Written by Steven Wise, Partner, Smyth & Co in association with RPC
The exercise of the court’s admiralty (in rem) jurisdiction over a ship in Hong Kong waters is set out in section 12B of the High Court Ordinance (Cap. 4) (the "Ordinance”). That jurisdiction and section are not always easily understood without a careful read and some experience. In rem jurisdiction is to be contrasted with claims in personam or pursuant to specific statutory provision.
Central to the court’s jurisdiction over a ship in Hong Kong waters and the important ancillary power to order its arrest and sale is that (among other things) there be a claim in personam against the owner or charterer (or person in possession or in control) of a ship, who at the time the action is commenced is either:
(i) the beneficial owner of that ship as respects all its shares or its charterer by demise; or
(ii) the beneficial owner of any other ship (a “sister ship”) in respect of all its shares.
One can immediately see that the concept of “beneficial ownership” is an important component to the exercise of the court’s in rem jurisdiction, pursuant to section 12B(4) of the Ordinance.
What is “Beneficial Ownership”?
In this context, “beneficial ownership” means title to property (namely, the right to sell or dispose of a ship) and not mere control or administration or a right to the proceeds of sale (The Convenience Container  3 HKLRD 575 at paras 15–48).
In many cases registered owners are one-ship companies that are both legal and beneficial owners (irrespective of whether the shares in the company are held by different persons or on trust for others).
How Do You Confirm Beneficial Ownership?
In this context, one normally looks no further than the Shipping Register of the port of registration of the ship in question.
In The “Almojil 61”  HKEC 1076 and 1077, a party which was not the registered owner claimed to be a beneficial part-owner (22 percent) of the vessel arrested. However, applying established legal principles, the court held that it was not necessary to go behind a ship’s registration to establish beneficial ownership, save for exceptional or special circumstances; such as where registration was procured by fraud or ownership was changed in order to avoid an arrest.
Therefore, a ship’s registration is usually conclusive of her legal and beneficial ownership.

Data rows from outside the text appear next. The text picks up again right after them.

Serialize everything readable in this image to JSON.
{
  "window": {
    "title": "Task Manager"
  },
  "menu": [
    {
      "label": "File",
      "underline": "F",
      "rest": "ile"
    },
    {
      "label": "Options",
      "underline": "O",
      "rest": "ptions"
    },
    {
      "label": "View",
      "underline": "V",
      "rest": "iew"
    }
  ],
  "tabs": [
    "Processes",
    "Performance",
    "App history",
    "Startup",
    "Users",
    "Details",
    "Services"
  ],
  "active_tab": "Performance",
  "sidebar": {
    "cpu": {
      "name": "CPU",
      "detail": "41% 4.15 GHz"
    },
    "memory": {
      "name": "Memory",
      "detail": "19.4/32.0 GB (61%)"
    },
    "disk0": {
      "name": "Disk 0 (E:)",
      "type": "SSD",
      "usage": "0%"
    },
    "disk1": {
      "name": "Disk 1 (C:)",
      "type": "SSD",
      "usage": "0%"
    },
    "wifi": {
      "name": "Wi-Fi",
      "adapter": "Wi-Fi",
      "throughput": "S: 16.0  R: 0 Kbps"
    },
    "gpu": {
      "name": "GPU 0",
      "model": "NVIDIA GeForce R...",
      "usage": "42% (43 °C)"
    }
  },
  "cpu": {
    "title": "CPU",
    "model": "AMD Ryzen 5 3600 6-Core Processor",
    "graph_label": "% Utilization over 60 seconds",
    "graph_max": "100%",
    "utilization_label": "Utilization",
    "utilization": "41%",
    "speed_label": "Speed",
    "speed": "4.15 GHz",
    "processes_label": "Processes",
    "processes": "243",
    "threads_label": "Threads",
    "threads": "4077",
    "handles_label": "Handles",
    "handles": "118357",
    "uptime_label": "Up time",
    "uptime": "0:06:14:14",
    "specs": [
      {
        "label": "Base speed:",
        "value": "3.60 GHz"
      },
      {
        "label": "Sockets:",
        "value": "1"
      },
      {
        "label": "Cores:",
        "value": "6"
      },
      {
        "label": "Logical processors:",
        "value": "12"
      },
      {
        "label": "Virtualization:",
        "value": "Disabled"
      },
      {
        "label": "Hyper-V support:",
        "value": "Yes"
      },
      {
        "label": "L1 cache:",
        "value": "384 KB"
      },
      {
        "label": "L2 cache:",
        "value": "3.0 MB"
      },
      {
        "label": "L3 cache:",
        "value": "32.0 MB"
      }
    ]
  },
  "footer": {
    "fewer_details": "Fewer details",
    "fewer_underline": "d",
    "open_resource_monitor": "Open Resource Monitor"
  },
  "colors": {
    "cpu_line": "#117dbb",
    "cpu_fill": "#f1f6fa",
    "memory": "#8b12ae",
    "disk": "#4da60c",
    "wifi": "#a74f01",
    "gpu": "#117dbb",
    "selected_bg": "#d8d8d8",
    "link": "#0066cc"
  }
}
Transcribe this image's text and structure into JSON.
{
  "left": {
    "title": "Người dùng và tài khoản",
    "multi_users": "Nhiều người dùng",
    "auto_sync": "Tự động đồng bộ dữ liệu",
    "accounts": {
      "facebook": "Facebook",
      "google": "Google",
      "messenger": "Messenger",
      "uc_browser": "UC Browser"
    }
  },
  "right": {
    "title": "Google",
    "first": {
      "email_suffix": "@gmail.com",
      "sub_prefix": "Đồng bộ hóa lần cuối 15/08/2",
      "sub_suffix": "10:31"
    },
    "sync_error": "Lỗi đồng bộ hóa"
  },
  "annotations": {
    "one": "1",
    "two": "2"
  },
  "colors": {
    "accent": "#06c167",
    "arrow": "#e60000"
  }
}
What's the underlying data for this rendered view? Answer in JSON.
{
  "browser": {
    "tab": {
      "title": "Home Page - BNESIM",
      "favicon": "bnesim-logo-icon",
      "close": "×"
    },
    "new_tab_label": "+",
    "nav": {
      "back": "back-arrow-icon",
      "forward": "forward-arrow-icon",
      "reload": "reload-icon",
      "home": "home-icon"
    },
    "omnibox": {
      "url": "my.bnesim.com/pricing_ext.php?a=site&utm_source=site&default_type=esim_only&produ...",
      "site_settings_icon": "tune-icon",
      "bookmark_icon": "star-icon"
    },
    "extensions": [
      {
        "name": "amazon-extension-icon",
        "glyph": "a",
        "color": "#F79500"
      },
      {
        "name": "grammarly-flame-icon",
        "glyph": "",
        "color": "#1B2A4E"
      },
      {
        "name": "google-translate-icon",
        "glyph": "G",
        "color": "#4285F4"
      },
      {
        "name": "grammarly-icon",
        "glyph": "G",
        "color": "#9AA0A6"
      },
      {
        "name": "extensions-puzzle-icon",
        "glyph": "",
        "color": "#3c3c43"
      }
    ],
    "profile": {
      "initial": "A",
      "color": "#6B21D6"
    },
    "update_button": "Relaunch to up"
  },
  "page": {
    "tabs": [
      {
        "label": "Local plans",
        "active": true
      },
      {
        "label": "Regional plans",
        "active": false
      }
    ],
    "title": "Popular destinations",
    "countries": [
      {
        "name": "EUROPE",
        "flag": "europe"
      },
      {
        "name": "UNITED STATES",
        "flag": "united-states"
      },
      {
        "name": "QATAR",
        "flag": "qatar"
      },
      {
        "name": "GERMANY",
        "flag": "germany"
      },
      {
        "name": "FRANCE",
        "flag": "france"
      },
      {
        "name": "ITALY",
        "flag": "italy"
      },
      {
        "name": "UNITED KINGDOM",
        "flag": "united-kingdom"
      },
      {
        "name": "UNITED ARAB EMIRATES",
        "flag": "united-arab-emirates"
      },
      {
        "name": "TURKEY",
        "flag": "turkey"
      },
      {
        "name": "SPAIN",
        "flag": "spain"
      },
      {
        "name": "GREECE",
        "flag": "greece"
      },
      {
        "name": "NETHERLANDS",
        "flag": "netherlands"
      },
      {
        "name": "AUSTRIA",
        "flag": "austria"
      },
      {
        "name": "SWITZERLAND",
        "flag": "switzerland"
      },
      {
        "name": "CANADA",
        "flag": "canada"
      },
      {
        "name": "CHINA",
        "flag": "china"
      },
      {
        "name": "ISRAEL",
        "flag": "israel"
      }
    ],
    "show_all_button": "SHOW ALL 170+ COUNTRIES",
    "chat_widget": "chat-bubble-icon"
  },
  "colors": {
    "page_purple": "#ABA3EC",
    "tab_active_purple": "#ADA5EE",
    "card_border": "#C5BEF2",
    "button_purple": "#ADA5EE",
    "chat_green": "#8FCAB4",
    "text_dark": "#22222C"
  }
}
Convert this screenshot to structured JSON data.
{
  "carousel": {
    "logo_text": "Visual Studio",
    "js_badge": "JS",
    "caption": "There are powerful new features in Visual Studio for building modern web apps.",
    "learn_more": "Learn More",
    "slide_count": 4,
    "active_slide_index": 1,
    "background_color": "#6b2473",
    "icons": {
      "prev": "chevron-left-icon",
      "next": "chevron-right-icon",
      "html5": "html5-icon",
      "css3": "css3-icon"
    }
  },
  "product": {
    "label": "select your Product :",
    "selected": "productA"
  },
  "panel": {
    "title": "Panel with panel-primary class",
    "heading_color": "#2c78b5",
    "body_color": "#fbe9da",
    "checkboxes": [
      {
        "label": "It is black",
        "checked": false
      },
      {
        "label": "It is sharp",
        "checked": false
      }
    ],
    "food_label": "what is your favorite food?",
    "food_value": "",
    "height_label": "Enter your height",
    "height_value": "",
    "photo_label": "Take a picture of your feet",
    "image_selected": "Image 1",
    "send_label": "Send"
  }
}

A co-owner of a ship who wishes to protect it from the court’s power of arrest in Hong Kong waters (with respect to a maritime claim for which it is not responsible) should, therefore, seek to register its part ownership in accordance with the applicable laws of the port of registration.
Similarly, a party advancing funds for the purchase of a ship should secure its claim by a mortgage registered against the ship.